WORK ORDER.
Could you return every record below exactly as it is written?

(Excerpts from a dataset)
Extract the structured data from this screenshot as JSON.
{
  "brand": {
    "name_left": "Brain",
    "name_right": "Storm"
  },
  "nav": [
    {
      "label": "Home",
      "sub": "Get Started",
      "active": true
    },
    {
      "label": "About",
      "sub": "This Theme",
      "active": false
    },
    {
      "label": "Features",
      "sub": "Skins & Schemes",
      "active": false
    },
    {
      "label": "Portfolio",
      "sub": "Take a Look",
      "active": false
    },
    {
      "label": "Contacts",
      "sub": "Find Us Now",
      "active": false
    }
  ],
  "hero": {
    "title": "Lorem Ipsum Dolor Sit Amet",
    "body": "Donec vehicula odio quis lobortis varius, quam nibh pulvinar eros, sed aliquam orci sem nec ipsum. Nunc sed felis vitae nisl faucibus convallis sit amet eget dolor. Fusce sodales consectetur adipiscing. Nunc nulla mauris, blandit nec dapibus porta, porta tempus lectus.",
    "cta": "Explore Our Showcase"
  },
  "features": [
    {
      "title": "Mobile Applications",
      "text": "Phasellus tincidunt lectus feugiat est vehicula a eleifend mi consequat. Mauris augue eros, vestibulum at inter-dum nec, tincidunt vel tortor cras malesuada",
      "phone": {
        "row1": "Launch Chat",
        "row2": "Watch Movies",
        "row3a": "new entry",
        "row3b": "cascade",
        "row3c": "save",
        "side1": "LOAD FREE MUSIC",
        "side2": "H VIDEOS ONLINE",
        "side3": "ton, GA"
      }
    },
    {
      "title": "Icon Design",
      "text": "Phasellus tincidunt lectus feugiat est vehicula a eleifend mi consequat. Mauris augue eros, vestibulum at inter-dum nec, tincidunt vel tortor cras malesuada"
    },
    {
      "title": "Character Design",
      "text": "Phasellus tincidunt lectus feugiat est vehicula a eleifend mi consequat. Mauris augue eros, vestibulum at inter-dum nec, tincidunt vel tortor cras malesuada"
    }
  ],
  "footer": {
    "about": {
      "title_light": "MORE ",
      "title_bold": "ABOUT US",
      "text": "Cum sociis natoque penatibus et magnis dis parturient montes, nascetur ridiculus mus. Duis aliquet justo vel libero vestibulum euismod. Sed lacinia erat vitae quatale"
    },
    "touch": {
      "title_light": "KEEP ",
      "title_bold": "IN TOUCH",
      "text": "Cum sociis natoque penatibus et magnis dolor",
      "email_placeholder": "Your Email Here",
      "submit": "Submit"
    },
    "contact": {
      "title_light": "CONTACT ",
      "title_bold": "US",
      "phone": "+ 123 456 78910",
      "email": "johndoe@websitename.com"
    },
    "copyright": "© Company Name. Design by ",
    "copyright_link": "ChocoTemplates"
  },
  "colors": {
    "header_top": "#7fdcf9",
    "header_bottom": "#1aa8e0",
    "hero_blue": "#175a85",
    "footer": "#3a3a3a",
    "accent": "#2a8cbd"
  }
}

TASK SOLUTION.
Extract the structured data from this screenshot as JSON.
{
  "brand": {
    "name_left": "Brain",
    "name_right": "Storm"
  },
  "nav": [
    {
      "label": "Home",
      "sub": "Get Started",
      "active": true
    },
    {
      "label": "About",
      "sub": "This Theme",
      "active": false
    },
    {
      "label": "Features",
      "sub": "Skins & Schemes",
      "active": false
    },
    {
      "label": "Portfolio",
      "sub": "Take a Look",
      "active": false
    },
    {
      "label": "Contacts",
      "sub": "Find Us Now",
      "active": false
    }
  ],
  "hero": {
    "title": "Lorem Ipsum Dolor Sit Amet",
    "body": "Donec vehicula odio quis lobortis varius, quam nibh pulvinar eros, sed aliquam orci sem nec ipsum. Nunc sed felis vitae nisl faucibus convallis sit amet eget dolor. Fusce sodales consectetur adipiscing. Nunc nulla mauris, blandit nec dapibus porta, porta tempus lectus.",
    "cta": "Explore Our Showcase"
  },
  "features": [
    {
      "title": "Mobile Applications",
      "text": "Phasellus tincidunt lectus feugiat est vehicula a eleifend mi consequat. Mauris augue eros, vestibulum at inter-dum nec, tincidunt vel tortor cras malesuada",
      "phone": {
        "row1": "Launch Chat",
        "row2": "Watch Movies",
        "row3a": "new entry",
        "row3b": "cascade",
        "row3c": "save",
        "side1": "LOAD FREE MUSIC",
        "side2": "H VIDEOS ONLINE",
        "side3": "ton, GA"
      }
    },
    {
      "title": "Icon Design",
      "text": "Phasellus tincidunt lectus feugiat est vehicula a eleifend mi consequat. Mauris augue eros, vestibulum at inter-dum nec, tincidunt vel tortor cras malesuada"
    },
    {
      "title": "Character Design",
      "text": "Phasellus tincidunt lectus feugiat est vehicula a eleifend mi consequat. Mauris augue eros, vestibulum at inter-dum nec, tincidunt vel tortor cras malesuada"
    }
  ],
  "footer": {
    "about": {
      "title_light": "MORE ",
      "title_bold": "ABOUT US",
      "text": "Cum sociis natoque penatibus et magnis dis parturient montes, nascetur ridiculus mus. Duis aliquet justo vel libero vestibulum euismod. Sed lacinia erat vitae quatale"
    },
    "touch": {
      "title_light": "KEEP ",
      "title_bold": "IN TOUCH",
      "text": "Cum sociis natoque penatibus et magnis dolor",
      "email_placeholder": "Your Email Here",
      "submit": "Submit"
    },
    "contact": {
      "title_light": "CONTACT ",
      "title_bold": "US",
      "phone": "+ 123 456 78910",
      "email": "johndoe@websitename.com"
    },
    "copyright": "© Company Name. Design by ",
    "copyright_link": "ChocoTemplates"
  },
  "colors": {
    "header_top": "#7fdcf9",
    "header_bottom": "#1aa8e0",
    "hero_blue": "#175a85",
    "footer": "#3a3a3a",
    "accent": "#2a8cbd"
  }
}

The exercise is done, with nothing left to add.